Top of Records provided

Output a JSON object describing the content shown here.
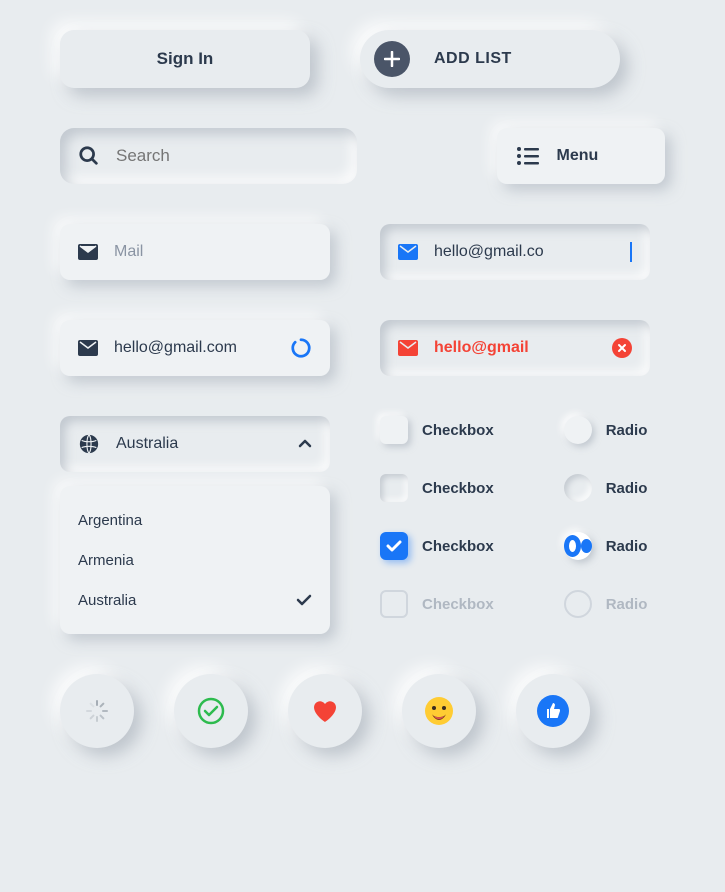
{
  "buttons": {
    "signin": "Sign In",
    "addlist": "ADD LIST",
    "menu": "Menu"
  },
  "search": {
    "placeholder": "Search"
  },
  "mail": {
    "placeholder": "Mail",
    "typing": "hello@gmail.co",
    "loading": "hello@gmail.com",
    "error": "hello@gmail"
  },
  "dropdown": {
    "selected": "Australia",
    "options": [
      "Argentina",
      "Armenia",
      "Australia"
    ]
  },
  "controls": {
    "checkbox_label": "Checkbox",
    "radio_label": "Radio"
  },
  "colors": {
    "primary": "#1976f7",
    "error": "#f44336",
    "text": "#2c3a4d"
  }
}
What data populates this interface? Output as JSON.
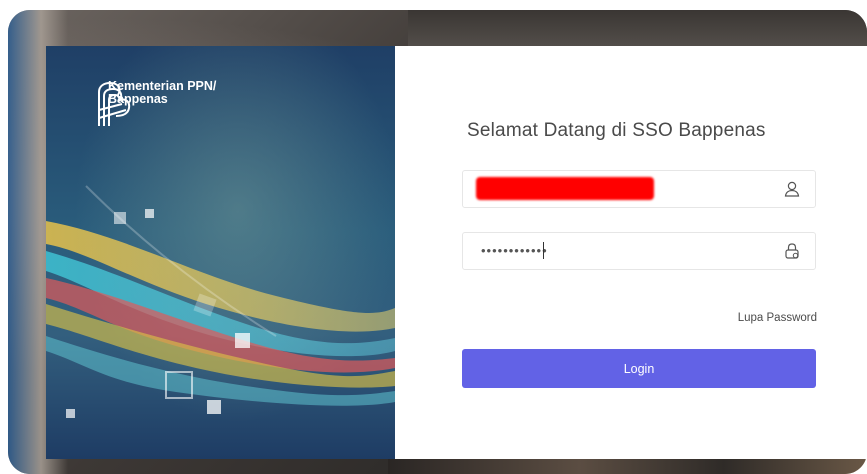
{
  "brand": {
    "line1": "Kementerian PPN/",
    "line2": "Bappenas"
  },
  "login_form": {
    "title": "Selamat Datang di SSO Bappenas",
    "username": {
      "value": "",
      "redacted": true,
      "icon": "user-icon"
    },
    "password": {
      "value": "••••••••••••",
      "icon": "lock-icon"
    },
    "forgot_label": "Lupa Password",
    "login_label": "Login"
  },
  "colors": {
    "accent": "#6262e6",
    "panel_blue": "#1f3f66",
    "redaction": "#ff0000"
  }
}
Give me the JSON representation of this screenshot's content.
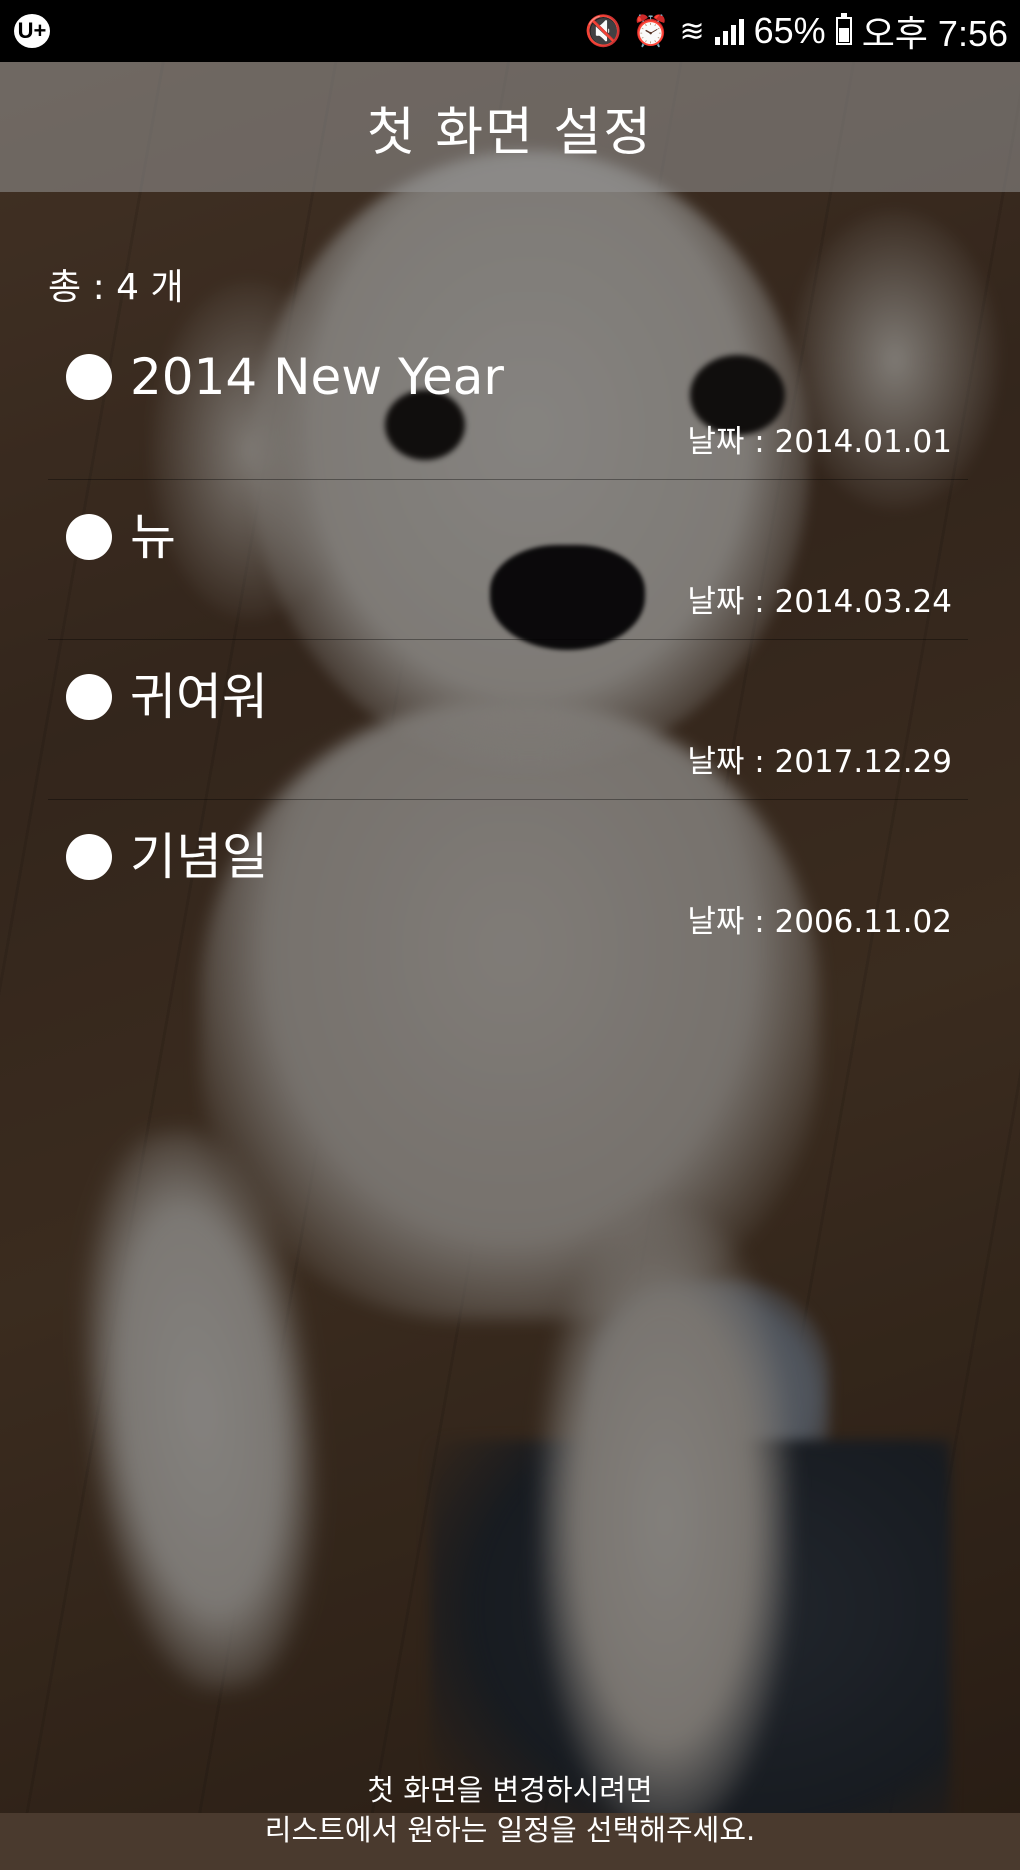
{
  "status_bar": {
    "app_icon": "U+",
    "battery": "65%",
    "time": "오후 7:56",
    "icons": [
      "mute-icon",
      "alarm-icon",
      "wifi-icon",
      "signal-icon",
      "battery-icon"
    ]
  },
  "header": {
    "title": "첫 화면 설정"
  },
  "summary": {
    "count_label": "총 : 4 개"
  },
  "events": [
    {
      "name": "2014 New Year",
      "date": "날짜 : 2014.01.01"
    },
    {
      "name": "뉴",
      "date": "날짜 : 2014.03.24"
    },
    {
      "name": "귀여워",
      "date": "날짜 : 2017.12.29"
    },
    {
      "name": "기념일",
      "date": "날짜 : 2006.11.02"
    }
  ],
  "footer": {
    "line1": "첫 화면을 변경하시려면",
    "line2": "리스트에서 원하는 일정을 선택해주세요."
  }
}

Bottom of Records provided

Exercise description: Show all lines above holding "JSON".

Task solution:
Output a JSON object describing the content shown here.
What data populates this interface? Output as JSON.
Give me the JSON representation of this screenshot's content.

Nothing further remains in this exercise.